The 'cheap' pontoon has no walk-ashore access.

Yarmouth Ferry Terminal

Yarmouth Pier

Dawn at Newtown Creek

Sunrise at Newtown Creek

Steve and Kerry pay us a visit

On Tuesday we sailed out of the Solent past the busy ports of Southampton and Porstmouth and the great round forts which guard the eastern approach and on to Chichester, getting to the bar at the entrance a little late in the ebb, but not too late to enter the harbour slowly against an increasing current. We stayed overnight on a waiting pontoon near Sparkes marina and the next morning headed upstream to make the lock by 1030. We were a bit nervous as we were told there'd only be millimetres under the keel. Unfortunately the high pressure system which had brought such warm weather over the last few days also affects tidal waters causing significant differences to predicted heights. After navigating the narrow channel between green and red posts towards the marina we arrived at the lock on time but there just wasn't enough water to get over the concrete sill and we bumped heavily against it next to the water level marker showing just under six feet. Half a dozen people quickly gave a hand pulling halyards and weighing down the port side of the boat trying to swing the keel high enough to get over the sill with only inches of space on either side. I ran around pushing fenders between the toerail and the concrete sides, and began getting concerned about what would happen if we got stuck there, blocking the marina sill and allowing all the water to spill away with the tide, leaving at least half a dozen boats stranded in the mud inside the lock.
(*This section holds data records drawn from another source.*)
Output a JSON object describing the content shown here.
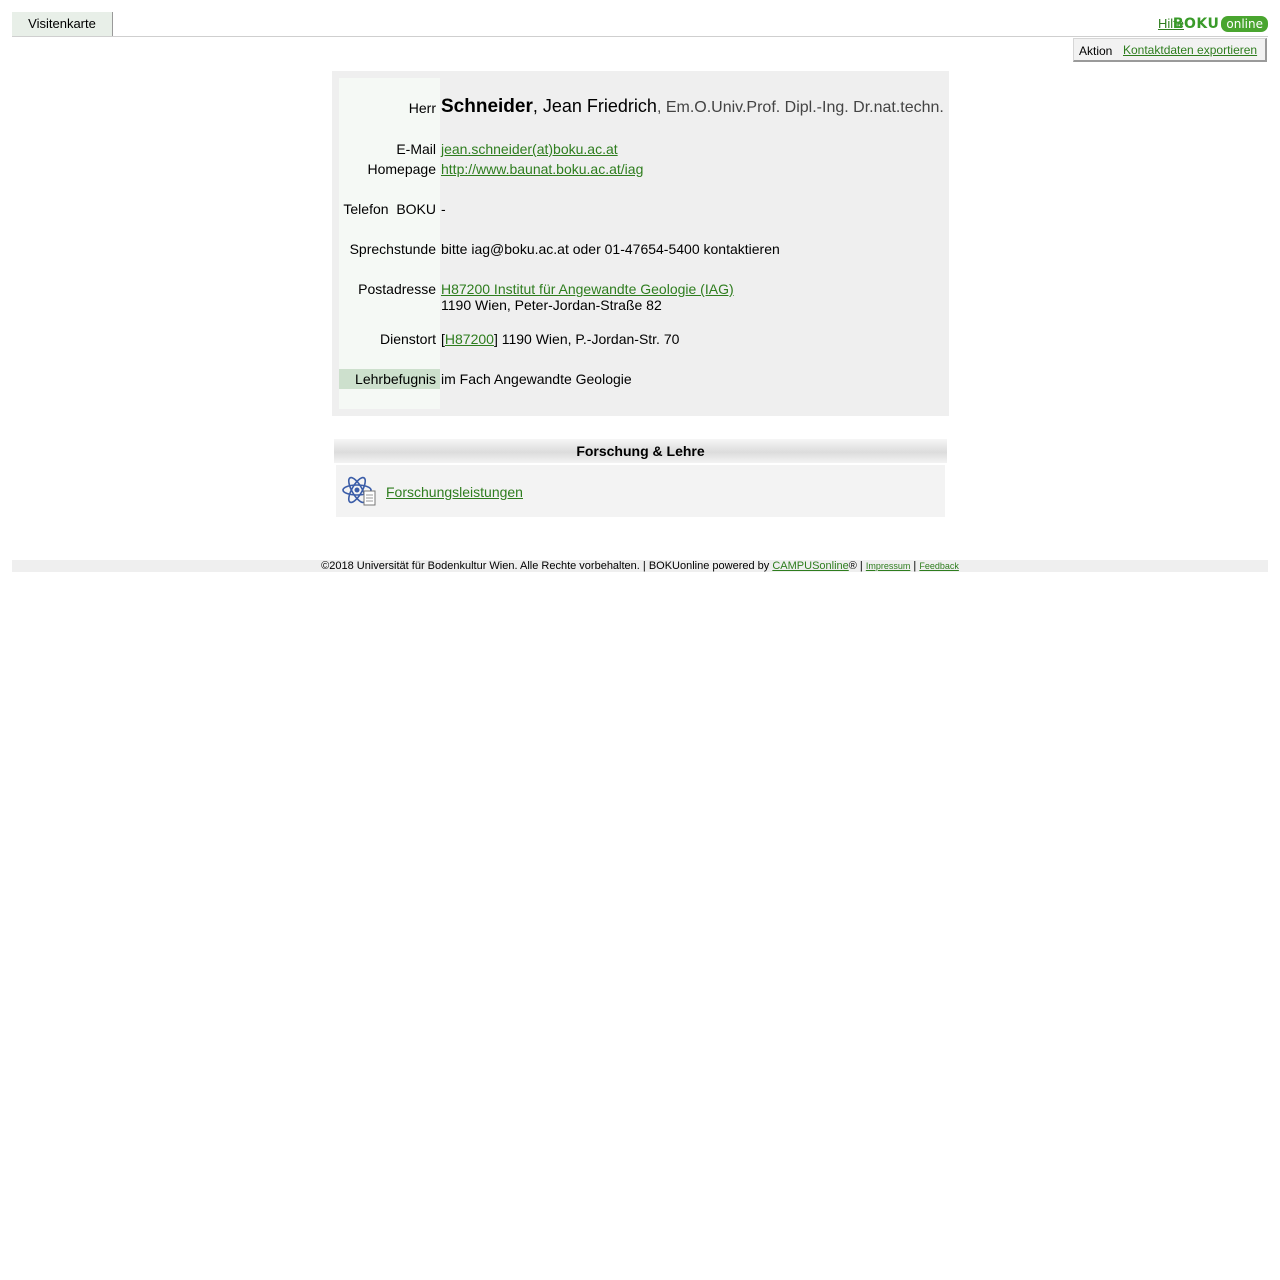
{
  "header": {
    "tab_label": "Visitenkarte",
    "help_label": "Hilfe",
    "logo_boku": "BOKU",
    "logo_online": "online"
  },
  "action": {
    "label": "Aktion",
    "link": "Kontaktdaten exportieren"
  },
  "card": {
    "salutation": "Herr",
    "family_name": "Schneider",
    "given_name": ", Jean Friedrich",
    "titles": ", Em.O.Univ.Prof. Dipl.-Ing. Dr.nat.techn.",
    "email_label": "E-Mail",
    "email": "jean.schneider(at)boku.ac.at",
    "homepage_label": "Homepage",
    "homepage": "http://www.baunat.boku.ac.at/iag",
    "phone_label": "Telefon  BOKU",
    "phone_value": "-",
    "office_hours_label": "Sprechstunde",
    "office_hours": "bitte iag@boku.ac.at oder 01-47654-5400 kontaktieren",
    "postal_label": "Postadresse",
    "postal_link": "H87200 Institut für Angewandte Geologie (IAG)",
    "postal_address": "1190 Wien, Peter-Jordan-Straße 82",
    "office_label": "Dienstort",
    "office_prefix": "[",
    "office_link": "H87200",
    "office_rest": "] 1190 Wien, P.-Jordan-Str. 70",
    "lehr_label": "Lehrbefugnis",
    "lehr_value": "im Fach Angewandte Geologie"
  },
  "research": {
    "header": "Forschung & Lehre",
    "link": "Forschungsleistungen"
  },
  "footer": {
    "copyright": "©2018 Universität für Bodenkultur Wien. Alle Rechte vorbehalten. | BOKUonline powered by ",
    "campus_link": "CAMPUSonline",
    "reg": "® | ",
    "impressum": "Impressum",
    "sep": " | ",
    "feedback": "Feedback"
  }
}
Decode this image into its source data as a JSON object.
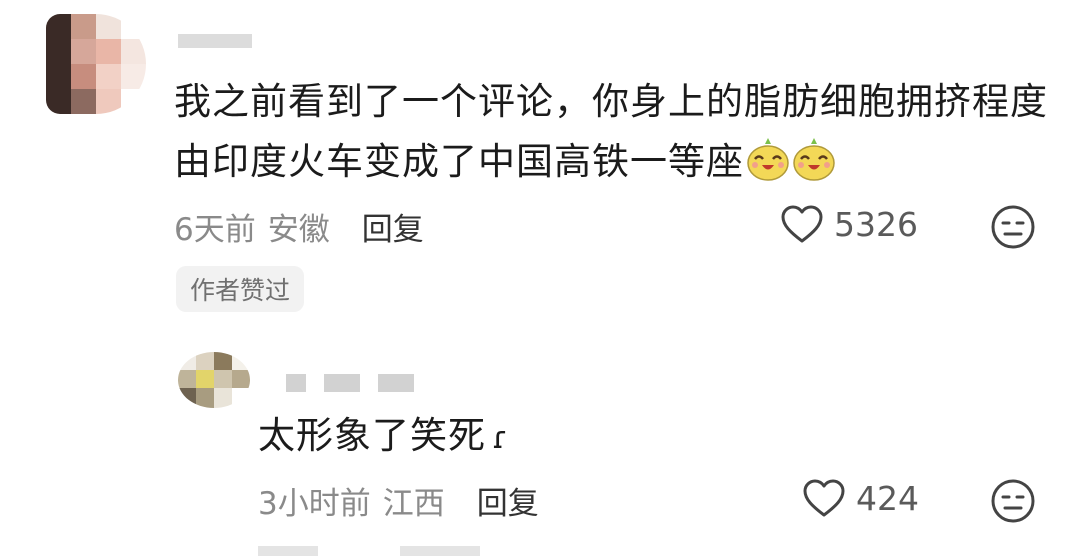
{
  "comment": {
    "line1": "我之前看到了一个评论，你身上的脂肪细胞拥挤程度",
    "line2": "由印度火车变成了中国高铁一等座",
    "time": "6天前",
    "location": "安徽",
    "reply_label": "回复",
    "like_count": "5326",
    "badge": "作者赞过"
  },
  "reply": {
    "text": "太形象了笑死",
    "time": "3小时前",
    "location": "江西",
    "reply_label": "回复",
    "like_count": "424"
  },
  "icons": {
    "like": "heart-outline-icon",
    "dislike": "neutral-face-icon",
    "emoji": "laughing-pear-emoji"
  }
}
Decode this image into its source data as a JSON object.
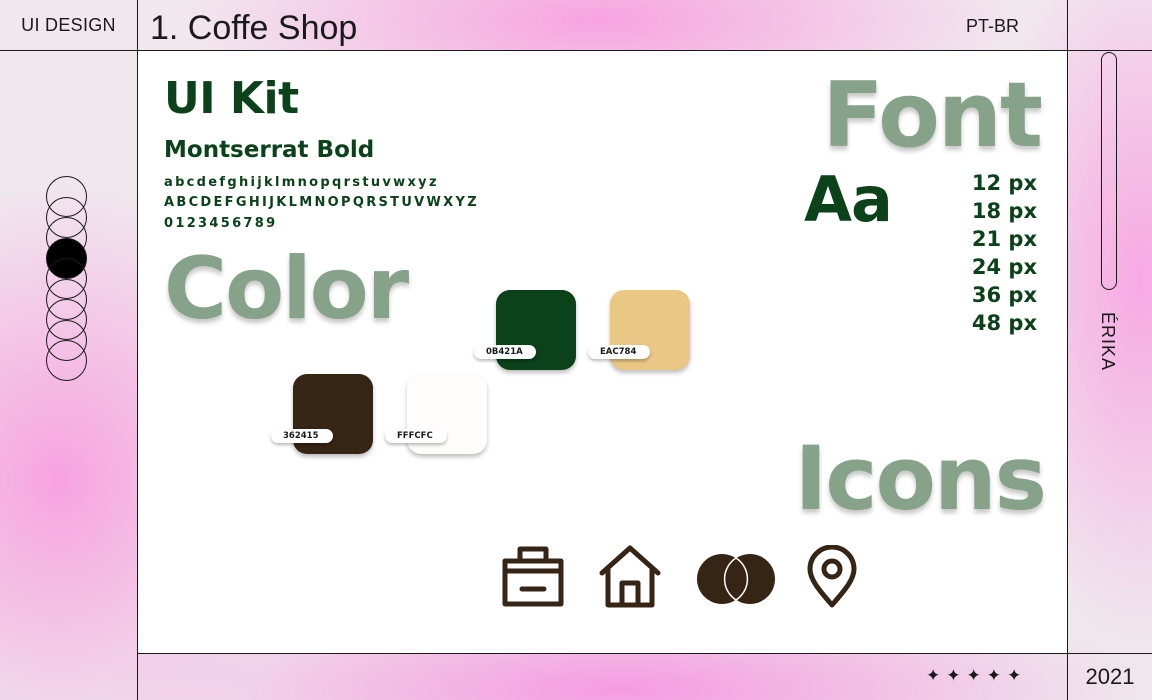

We finally managed to scrape over the sill only to hit ground again a few metres in, fortunately past the sluice gate and close enough to another boat to tie up to. She wouldn't be going anywhere until the next morning tide which would be at least 10cm higher. The marina staff brought in two more boats behind us, fortunately with shallower keels, and then closed the gate before the tide began to ebb. Blog reader Phil generously came to meet us in his van and took us and a load of stuff back to Brighton where we had our first baths in seven months.

Sluice gate is up. Note the high water level never made it to 6 feet.

Tied up at last, but still touching the mud.

Lady Ayesha is lifted out of the water...

...on this remote control submersible lorry.

Welcome Home

The next morning we returned by train and floated the boat at high water and had her lifted out and placed on a cradle where she will spend the winter. And so our journey is at an end. All that is left to do is prepare the engine for winter and give her a good clean, inside and out. It has been a fascinating voyage discovering so much of the British Isles and meeting all sorts people whose lives revolve around the sea. Within so many incredible landscapes we've become familiar with the sealife and birds which inhabit these waters, and its been great trying all the amazing seafood that was offered to us. We've been in constant awareness of changing weather patterns and lunar cycles affecting tidal heights and currents. And we've been the recipients of so much friendly help and generous hospitality, particularly in the most remote places where people's lives seem to us much simpler and in tune with the seasons. And there is still so much yet to see. Now we must again get used to traffic, crowds of people, constant media access and these remarkably steady floorboards! Thanks for reading this blog. I hope you enjoyed it!
Craig and Jaime.

(July 2008: Stay tuned... due to a several changes of circumstances we won't be going back to work after all! We now have an additional crew member and are preparing to set sail again, this time across to France and the Channel Islands.)